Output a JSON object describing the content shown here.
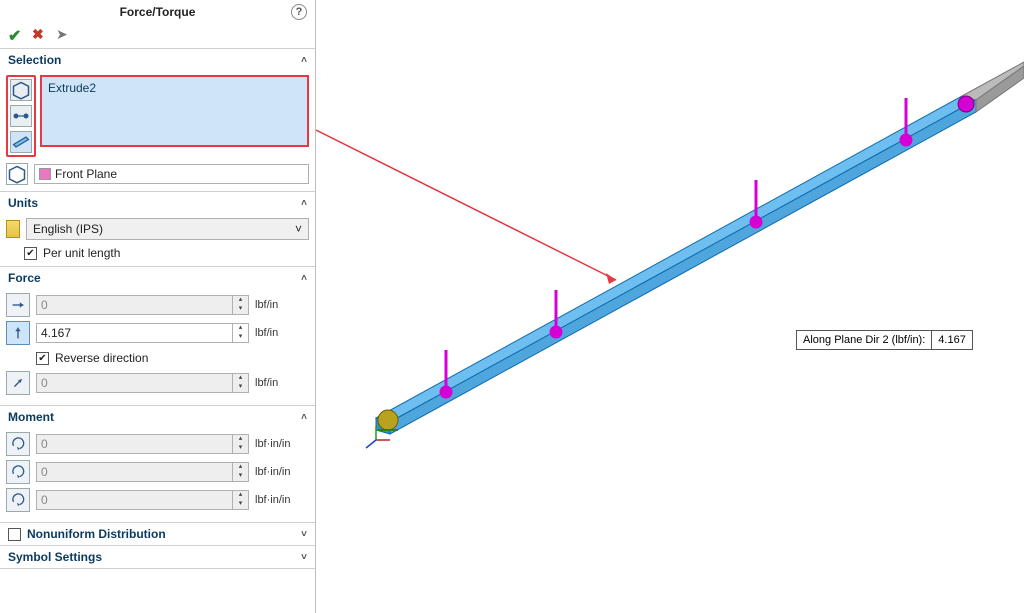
{
  "header": {
    "title": "Force/Torque"
  },
  "sections": {
    "selection": {
      "title": "Selection",
      "selected_item": "Extrude2",
      "reference_plane": "Front Plane"
    },
    "units": {
      "title": "Units",
      "system": "English (IPS)",
      "per_unit_length_label": "Per unit length",
      "per_unit_length_checked": true
    },
    "force": {
      "title": "Force",
      "dir1_value": "0",
      "dir1_unit": "lbf/in",
      "dir2_value": "4.167",
      "dir2_unit": "lbf/in",
      "reverse_label": "Reverse direction",
      "reverse_checked": true,
      "normal_value": "0",
      "normal_unit": "lbf/in"
    },
    "moment": {
      "title": "Moment",
      "m1_value": "0",
      "m1_unit": "lbf·in/in",
      "m2_value": "0",
      "m2_unit": "lbf·in/in",
      "m3_value": "0",
      "m3_unit": "lbf·in/in"
    },
    "nonuniform": {
      "title": "Nonuniform Distribution",
      "checked": false
    },
    "symbol": {
      "title": "Symbol Settings"
    }
  },
  "callout": {
    "label": "Along Plane Dir 2 (lbf/in):",
    "value": "4.167"
  },
  "colors": {
    "highlight_border": "#e63946",
    "beam_fill": "#6fbef0",
    "beam_stroke": "#0d6bb0",
    "load_marker": "#d400d4",
    "ref_plane": "#e879c1"
  }
}
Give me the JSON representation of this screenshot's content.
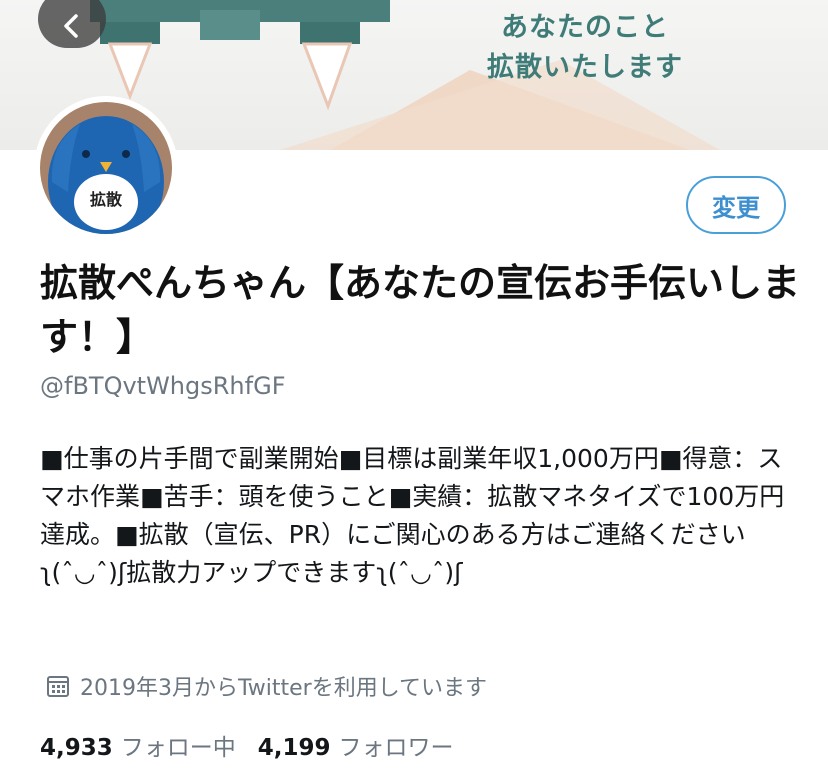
{
  "header": {
    "banner_text": [
      "あなたのこと",
      "拡散いたします"
    ],
    "back_icon": "chevron-left-icon"
  },
  "profile": {
    "avatar_label": "拡散",
    "edit_button_label": "変更",
    "display_name": "拡散ぺんちゃん【あなたの宣伝お手伝いします！】",
    "handle": "@fBTQvtWhgsRhfGF",
    "bio": "■仕事の片手間で副業開始■目標は副業年収1,000万円■得意：スマホ作業■苦手：頭を使うこと■実績：拡散マネタイズで100万円達成。■拡散（宣伝、PR）にご関心のある方はご連絡くださいʅ(ˆ◡ˆ)ʃ拡散力アップできますʅ(ˆ◡ˆ)ʃ",
    "joined": "2019年3月からTwitterを利用しています",
    "calendar_icon": "calendar-icon"
  },
  "stats": {
    "following_count": "4,933",
    "following_label": "フォロー中",
    "followers_count": "4,199",
    "followers_label": "フォロワー"
  },
  "colors": {
    "accent": "#4a9fd8",
    "banner_text": "#3f7c78",
    "muted": "#6b7680"
  }
}
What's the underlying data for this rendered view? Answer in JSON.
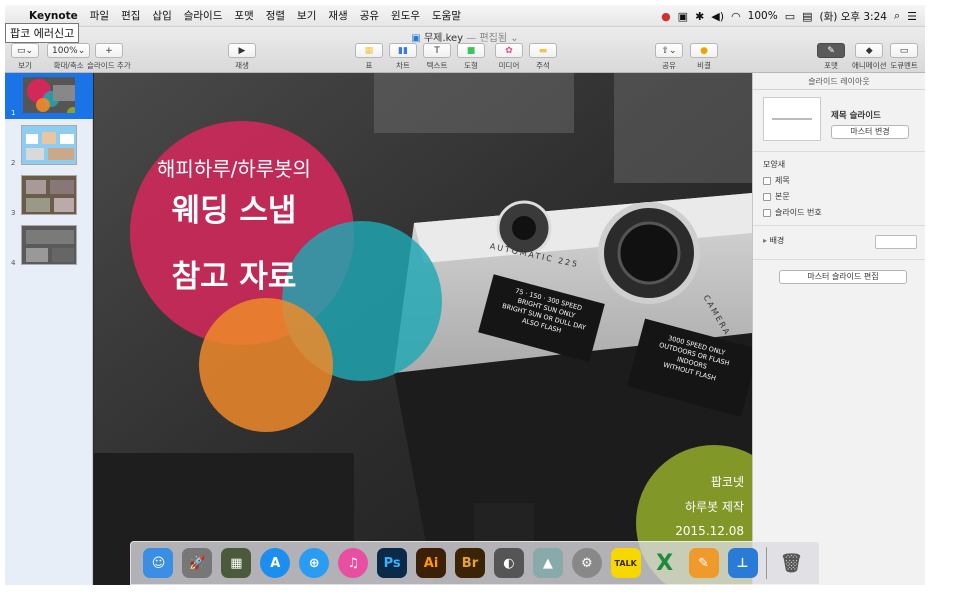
{
  "menubar": {
    "apple": "",
    "app_name": "Keynote",
    "items": [
      "파일",
      "편집",
      "삽입",
      "슬라이드",
      "포맷",
      "정렬",
      "보기",
      "재생",
      "공유",
      "윈도우",
      "도움말"
    ],
    "status": {
      "battery": "100%",
      "clock": "(화) 오후 3:24"
    }
  },
  "tooltip": "팝코 에러신고",
  "document": {
    "title": "무제.key",
    "separator": "—",
    "state": "편집됨"
  },
  "toolbar": {
    "view": {
      "label": "보기"
    },
    "zoom": {
      "value": "100%",
      "label": "확대/축소"
    },
    "add_slide": {
      "label": "슬라이드 추가"
    },
    "play": {
      "label": "재생"
    },
    "insert": [
      {
        "label": "표",
        "color": "#f5c443"
      },
      {
        "label": "차트",
        "color": "#3a7bd5"
      },
      {
        "label": "텍스트",
        "glyph": "T"
      },
      {
        "label": "도형",
        "color": "#3cc45a"
      },
      {
        "label": "미디어",
        "color": "#e0507a"
      },
      {
        "label": "주석",
        "color": "#f5c443"
      }
    ],
    "share": {
      "label": "공유"
    },
    "tips": {
      "label": "비결"
    },
    "format": {
      "label": "포맷"
    },
    "animate": {
      "label": "애니메이션"
    },
    "document": {
      "label": "도큐멘트"
    }
  },
  "navigator": {
    "slides": [
      {
        "num": "1",
        "selected": true
      },
      {
        "num": "2"
      },
      {
        "num": "3"
      },
      {
        "num": "4"
      }
    ]
  },
  "slide": {
    "title_line1": "해피하루/하루봇의",
    "title_line2": "웨딩 스냅",
    "title_line3": "참고 자료",
    "author_line1": "팝코넷",
    "author_line2": "하루봇 제작",
    "date": "2015.12.08",
    "camera_text": {
      "brand": "AUTOMATIC 225",
      "speed1": "75 · 150 · 300 SPEED",
      "speed1b": "BRIGHT SUN ONLY",
      "speed1c": "BRIGHT SUN OR DULL DAY",
      "speed1d": "ALSO FLASH",
      "speed2": "3000 SPEED ONLY",
      "speed2b": "OUTDOORS OR FLASH",
      "speed2c": "INDOORS",
      "speed2d": "WITHOUT FLASH",
      "camera_label": "CAMERA"
    },
    "colors": {
      "pink": "#d2285a",
      "orange": "#ef8a2a",
      "teal": "#1fa8b3",
      "olive": "#8aa229"
    }
  },
  "inspector": {
    "header": "슬라이드 레이아웃",
    "layout_name": "제목 슬라이드",
    "master_change": "마스터 변경",
    "appearance": "모양새",
    "options": [
      "제목",
      "본문",
      "슬라이드 번호"
    ],
    "background": "배경",
    "edit_master": "마스터 슬라이드 편집"
  },
  "dock": {
    "items": [
      {
        "name": "finder",
        "color": "#3a8fe5",
        "glyph": "☺"
      },
      {
        "name": "launchpad",
        "color": "#777",
        "glyph": "🚀"
      },
      {
        "name": "mission-control",
        "color": "#4a5a3a",
        "glyph": "▦"
      },
      {
        "name": "app-store",
        "color": "#1c8ef0",
        "glyph": "A"
      },
      {
        "name": "safari",
        "color": "#2a9cf2",
        "glyph": "⊕"
      },
      {
        "name": "itunes",
        "color": "#e84fa0",
        "glyph": "♫"
      },
      {
        "name": "photoshop",
        "color": "#0b2a4a",
        "glyph": "Ps"
      },
      {
        "name": "illustrator",
        "color": "#3b1f06",
        "glyph": "Ai"
      },
      {
        "name": "bridge",
        "color": "#3b2406",
        "glyph": "Br"
      },
      {
        "name": "lightroom",
        "color": "#555",
        "glyph": "◐"
      },
      {
        "name": "preview",
        "color": "#8aa",
        "glyph": "▲"
      },
      {
        "name": "system-preferences",
        "color": "#888",
        "glyph": "⚙"
      },
      {
        "name": "kakaotalk",
        "color": "#f6d800",
        "glyph": "TALK"
      },
      {
        "name": "excel",
        "color": "#1c8c3c",
        "glyph": "X"
      },
      {
        "name": "pages",
        "color": "#ef9a2a",
        "glyph": "✎"
      },
      {
        "name": "keynote",
        "color": "#2a7ad8",
        "glyph": "⊥"
      },
      {
        "name": "trash",
        "color": "#bbb",
        "glyph": "🗑"
      }
    ]
  }
}
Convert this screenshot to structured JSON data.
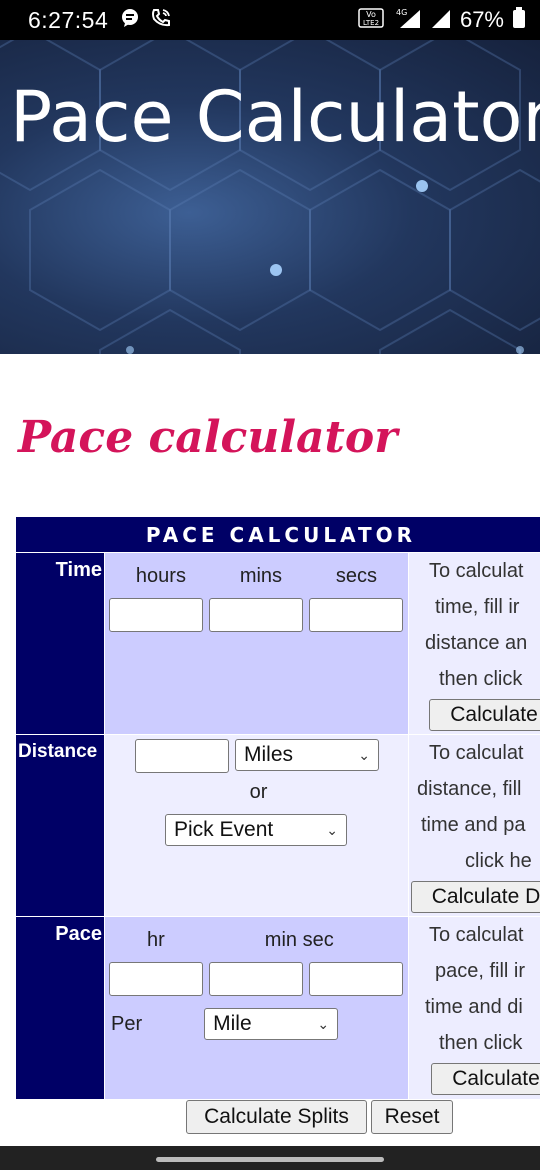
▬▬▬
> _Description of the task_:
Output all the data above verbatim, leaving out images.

> _The answer_:
Output a JSON object describing the content shown here.
{
  "header": {
    "title": "Force/Torque"
  },
  "sections": {
    "selection": {
      "title": "Selection",
      "selected_item": "Extrude2",
      "reference_plane": "Front Plane"
    },
    "units": {
      "title": "Units",
      "system": "English (IPS)",
      "per_unit_length_label": "Per unit length",
      "per_unit_length_checked": true
    },
    "force": {
      "title": "Force",
      "dir1_value": "0",
      "dir1_unit": "lbf/in",
      "dir2_value": "4.167",
      "dir2_unit": "lbf/in",
      "reverse_label": "Reverse direction",
      "reverse_checked": true,
      "normal_value": "0",
      "normal_unit": "lbf/in"
    },
    "moment": {
      "title": "Moment",
      "m1_value": "0",
      "m1_unit": "lbf·in/in",
      "m2_value": "0",
      "m2_unit": "lbf·in/in",
      "m3_value": "0",
      "m3_unit": "lbf·in/in"
    },
    "nonuniform": {
      "title": "Nonuniform Distribution",
      "checked": false
    },
    "symbol": {
      "title": "Symbol Settings"
    }
  },
  "callout": {
    "label": "Along Plane Dir 2 (lbf/in):",
    "value": "4.167"
  },
  "colors": {
    "highlight_border": "#e63946",
    "beam_fill": "#6fbef0",
    "beam_stroke": "#0d6bb0",
    "load_marker": "#d400d4",
    "ref_plane": "#e879c1"
  }
}
Give me the JSON representation of this screenshot's content.
{
  "header": {
    "banner_text": [
      "あなたのこと",
      "拡散いたします"
    ],
    "back_icon": "chevron-left-icon"
  },
  "profile": {
    "avatar_label": "拡散",
    "edit_button_label": "変更",
    "display_name": "拡散ぺんちゃん【あなたの宣伝お手伝いします！】",
    "handle": "@fBTQvtWhgsRhfGF",
    "bio": "■仕事の片手間で副業開始■目標は副業年収1,000万円■得意：スマホ作業■苦手：頭を使うこと■実績：拡散マネタイズで100万円達成。■拡散（宣伝、PR）にご関心のある方はご連絡くださいʅ(ˆ◡ˆ)ʃ拡散力アップできますʅ(ˆ◡ˆ)ʃ",
    "joined": "2019年3月からTwitterを利用しています",
    "calendar_icon": "calendar-icon"
  },
  "stats": {
    "following_count": "4,933",
    "following_label": "フォロー中",
    "followers_count": "4,199",
    "followers_label": "フォロワー"
  },
  "colors": {
    "accent": "#4a9fd8",
    "banner_text": "#3f7c78",
    "muted": "#6b7680"
  }
}
What's the underlying data for this rendered view? Answer in JSON.
{
  "menubar": {
    "apple": "",
    "app_name": "Keynote",
    "items": [
      "파일",
      "편집",
      "삽입",
      "슬라이드",
      "포맷",
      "정렬",
      "보기",
      "재생",
      "공유",
      "윈도우",
      "도움말"
    ],
    "status": {
      "battery": "100%",
      "clock": "(화) 오후 3:24"
    }
  },
  "tooltip": "팝코 에러신고",
  "document": {
    "title": "무제.key",
    "separator": "—",
    "state": "편집됨"
  },
  "toolbar": {
    "view": {
      "label": "보기"
    },
    "zoom": {
      "value": "100%",
      "label": "확대/축소"
    },
    "add_slide": {
      "label": "슬라이드 추가"
    },
    "play": {
      "label": "재생"
    },
    "insert": [
      {
        "label": "표",
        "color": "#f5c443"
      },
      {
        "label": "차트",
        "color": "#3a7bd5"
      },
      {
        "label": "텍스트",
        "glyph": "T"
      },
      {
        "label": "도형",
        "color": "#3cc45a"
      },
      {
        "label": "미디어",
        "color": "#e0507a"
      },
      {
        "label": "주석",
        "color": "#f5c443"
      }
    ],
    "share": {
      "label": "공유"
    },
    "tips": {
      "label": "비결"
    },
    "format": {
      "label": "포맷"
    },
    "animate": {
      "label": "애니메이션"
    },
    "document": {
      "label": "도큐멘트"
    }
  },
  "navigator": {
    "slides": [
      {
        "num": "1",
        "selected": true
      },
      {
        "num": "2"
      },
      {
        "num": "3"
      },
      {
        "num": "4"
      }
    ]
  },
  "slide": {
    "title_line1": "해피하루/하루봇의",
    "title_line2": "웨딩 스냅",
    "title_line3": "참고 자료",
    "author_line1": "팝코넷",
    "author_line2": "하루봇 제작",
    "date": "2015.12.08",
    "camera_text": {
      "brand": "AUTOMATIC 225",
      "speed1": "75 · 150 · 300 SPEED",
      "speed1b": "BRIGHT SUN ONLY",
      "speed1c": "BRIGHT SUN OR DULL DAY",
      "speed1d": "ALSO FLASH",
      "speed2": "3000 SPEED ONLY",
      "speed2b": "OUTDOORS OR FLASH",
      "speed2c": "INDOORS",
      "speed2d": "WITHOUT FLASH",
      "camera_label": "CAMERA"
    },
    "colors": {
      "pink": "#d2285a",
      "orange": "#ef8a2a",
      "teal": "#1fa8b3",
      "olive": "#8aa229"
    }
  },
  "inspector": {
    "header": "슬라이드 레이아웃",
    "layout_name": "제목 슬라이드",
    "master_change": "마스터 변경",
    "appearance": "모양새",
    "options": [
      "제목",
      "본문",
      "슬라이드 번호"
    ],
    "background": "배경",
    "edit_master": "마스터 슬라이드 편집"
  },
  "dock": {
    "items": [
      {
        "name": "finder",
        "color": "#3a8fe5",
        "glyph": "☺"
      },
      {
        "name": "launchpad",
        "color": "#777",
        "glyph": "🚀"
      },
      {
        "name": "mission-control",
        "color": "#4a5a3a",
        "glyph": "▦"
      },
      {
        "name": "app-store",
        "color": "#1c8ef0",
        "glyph": "A"
      },
      {
        "name": "safari",
        "color": "#2a9cf2",
        "glyph": "⊕"
      },
      {
        "name": "itunes",
        "color": "#e84fa0",
        "glyph": "♫"
      },
      {
        "name": "photoshop",
        "color": "#0b2a4a",
        "glyph": "Ps"
      },
      {
        "name": "illustrator",
        "color": "#3b1f06",
        "glyph": "Ai"
      },
      {
        "name": "bridge",
        "color": "#3b2406",
        "glyph": "Br"
      },
      {
        "name": "lightroom",
        "color": "#555",
        "glyph": "◐"
      },
      {
        "name": "preview",
        "color": "#8aa",
        "glyph": "▲"
      },
      {
        "name": "system-preferences",
        "color": "#888",
        "glyph": "⚙"
      },
      {
        "name": "kakaotalk",
        "color": "#f6d800",
        "glyph": "TALK"
      },
      {
        "name": "excel",
        "color": "#1c8c3c",
        "glyph": "X"
      },
      {
        "name": "pages",
        "color": "#ef9a2a",
        "glyph": "✎"
      },
      {
        "name": "keynote",
        "color": "#2a7ad8",
        "glyph": "⊥"
      },
      {
        "name": "trash",
        "color": "#bbb",
        "glyph": "🗑"
      }
    ]
  }
}
Convert this screenshot to structured JSON data.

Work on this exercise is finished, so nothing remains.